*WORK REQUEST*:
Work out how many lines of the listing hold "Sequelize", then state only that count.

-------- LISTED ENTRIES

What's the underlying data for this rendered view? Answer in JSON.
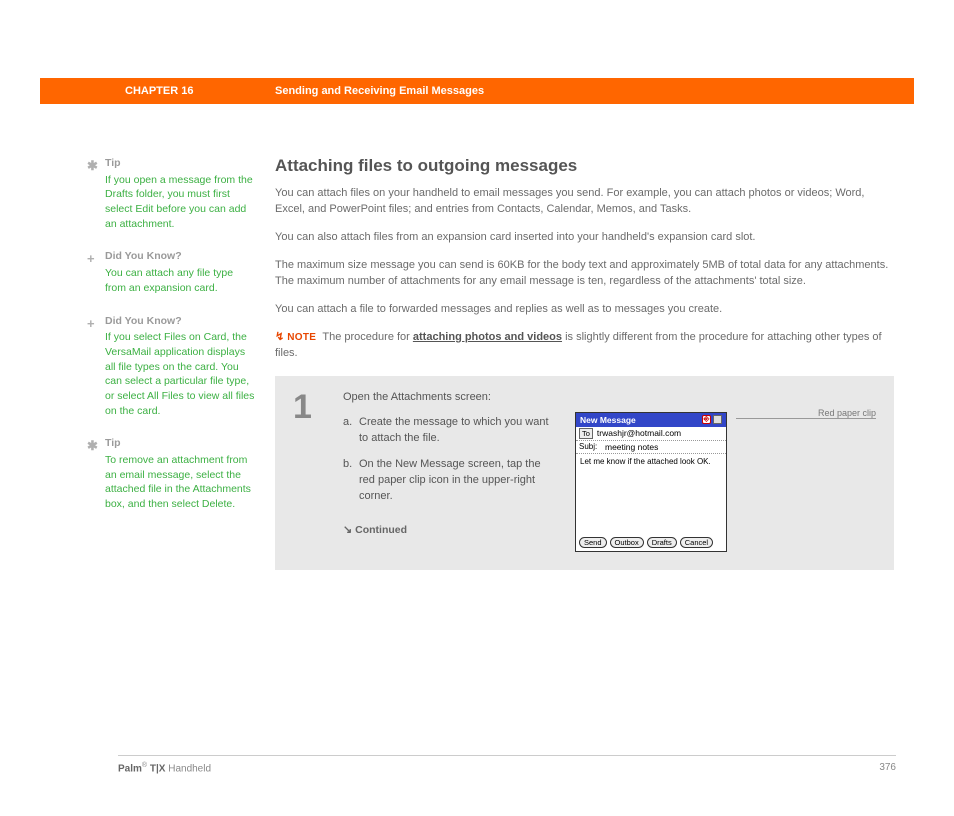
{
  "header": {
    "chapter": "CHAPTER 16",
    "title": "Sending and Receiving Email Messages"
  },
  "sidebar": [
    {
      "icon": "✱",
      "head": "Tip",
      "body": "If you open a message from the Drafts folder, you must first select Edit before you can add an attachment."
    },
    {
      "icon": "+",
      "head": "Did You Know?",
      "body": "You can attach any file type from an expansion card."
    },
    {
      "icon": "+",
      "head": "Did You Know?",
      "body": "If you select Files on Card, the VersaMail application displays all file types on the card. You can select a particular file type, or select All Files to view all files on the card."
    },
    {
      "icon": "✱",
      "head": "Tip",
      "body": "To remove an attachment from an email message, select the attached file in the Attachments box, and then select Delete."
    }
  ],
  "main": {
    "heading": "Attaching files to outgoing messages",
    "p1": "You can attach files on your handheld to email messages you send. For example, you can attach photos or videos; Word, Excel, and PowerPoint files; and entries from Contacts, Calendar, Memos, and Tasks.",
    "p2": "You can also attach files from an expansion card inserted into your handheld's expansion card slot.",
    "p3": "The maximum size message you can send is 60KB for the body text and approximately 5MB of total data for any attachments. The maximum number of attachments for any email message is ten, regardless of the attachments' total size.",
    "p4": "You can attach a file to forwarded messages and replies as well as to messages you create.",
    "note": {
      "label": "NOTE",
      "pre": "The procedure for ",
      "link": "attaching photos and videos",
      "post": " is slightly different from the procedure for attaching other types of files."
    }
  },
  "step": {
    "num": "1",
    "lead": "Open the Attachments screen:",
    "a": "Create the message to which you want to attach the file.",
    "b": "On the New Message screen, tap the red paper clip icon in the upper-right corner.",
    "continued": "Continued"
  },
  "callout": "Red paper clip",
  "device": {
    "title": "New Message",
    "to_label": "To",
    "to_value": "trwashjr@hotmail.com",
    "subj_label": "Subj:",
    "subj_value": "meeting notes",
    "body": "Let me know if the attached look OK.",
    "btns": [
      "Send",
      "Outbox",
      "Drafts",
      "Cancel"
    ]
  },
  "footer": {
    "product_bold": "Palm",
    "reg": "®",
    "product_mid": " T|X ",
    "product_light": "Handheld",
    "page": "376"
  }
}
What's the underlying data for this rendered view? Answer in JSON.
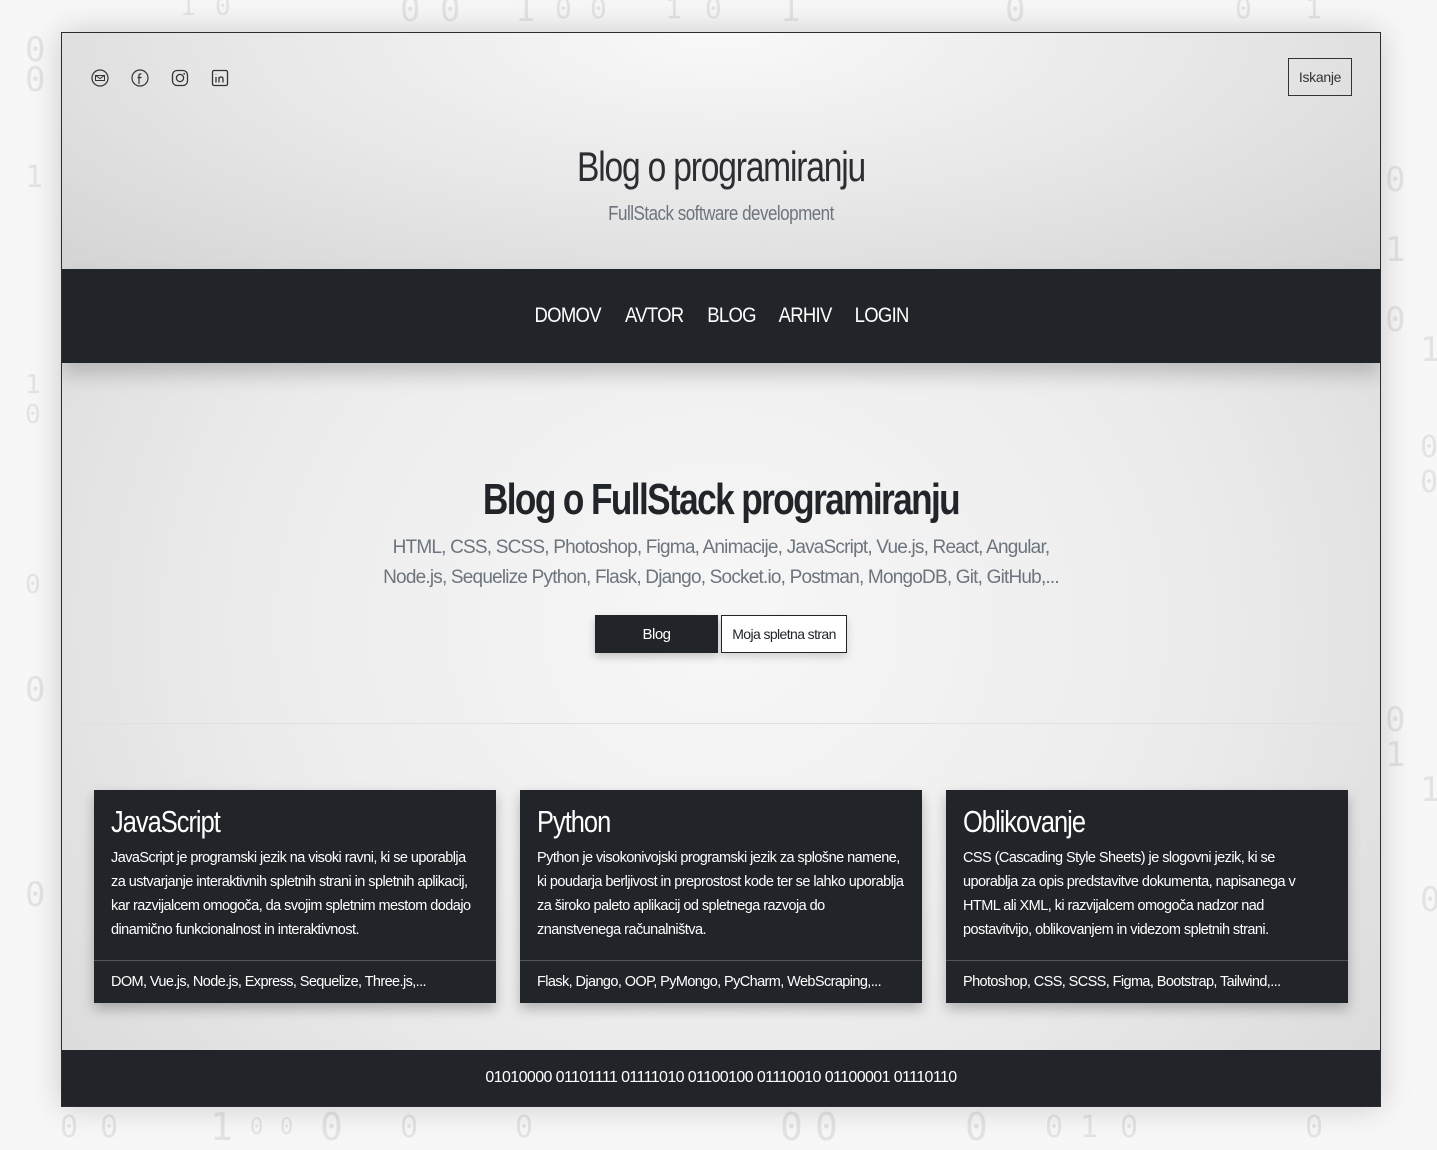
{
  "header": {
    "title": "Blog o programiranju",
    "subtitle": "FullStack software development",
    "search_label": "Iskanje",
    "social_icons": [
      "email-icon",
      "facebook-icon",
      "instagram-icon",
      "linkedin-icon"
    ]
  },
  "nav": {
    "items": [
      {
        "label": "DOMOV"
      },
      {
        "label": "AVTOR"
      },
      {
        "label": "BLOG"
      },
      {
        "label": "ARHIV"
      },
      {
        "label": "LOGIN"
      }
    ]
  },
  "hero": {
    "title": "Blog o FullStack programiranju",
    "description": "HTML, CSS, SCSS, Photoshop, Figma, Animacije, JavaScript, Vue.js, React, Angular, Node.js, Sequelize Python, Flask, Django, Socket.io, Postman, MongoDB, Git, GitHub,...",
    "btn_primary": "Blog",
    "btn_secondary": "Moja spletna stran"
  },
  "cards": [
    {
      "title": "JavaScript",
      "text": "JavaScript je programski jezik na visoki ravni, ki se uporablja za ustvarjanje interaktivnih spletnih strani in spletnih aplikacij, kar razvijalcem omogoča, da svojim spletnim mestom dodajo dinamično funkcionalnost in interaktivnost.",
      "tags": "DOM, Vue.js, Node.js, Express, Sequelize, Three.js,..."
    },
    {
      "title": "Python",
      "text": "Python je visokonivojski programski jezik za splošne namene, ki poudarja berljivost in preprostost kode ter se lahko uporablja za široko paleto aplikacij od spletnega razvoja do znanstvenega računalništva.",
      "tags": "Flask, Django, OOP, PyMongo, PyCharm, WebScraping,..."
    },
    {
      "title": "Oblikovanje",
      "text": "CSS (Cascading Style Sheets) je slogovni jezik, ki se uporablja za opis predstavitve dokumenta, napisanega v HTML ali XML, ki razvijalcem omogoča nadzor nad postavitvijo, oblikovanjem in videzom spletnih strani.",
      "tags": "Photoshop, CSS, SCSS, Figma, Bootstrap, Tailwind,..."
    }
  ],
  "footer": {
    "text": "01010000 01101111 01111010 01100100 01110010 01100001 01110110"
  },
  "colors": {
    "dark": "#212529",
    "muted": "#6c757d"
  }
}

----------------

*RESULT*:
2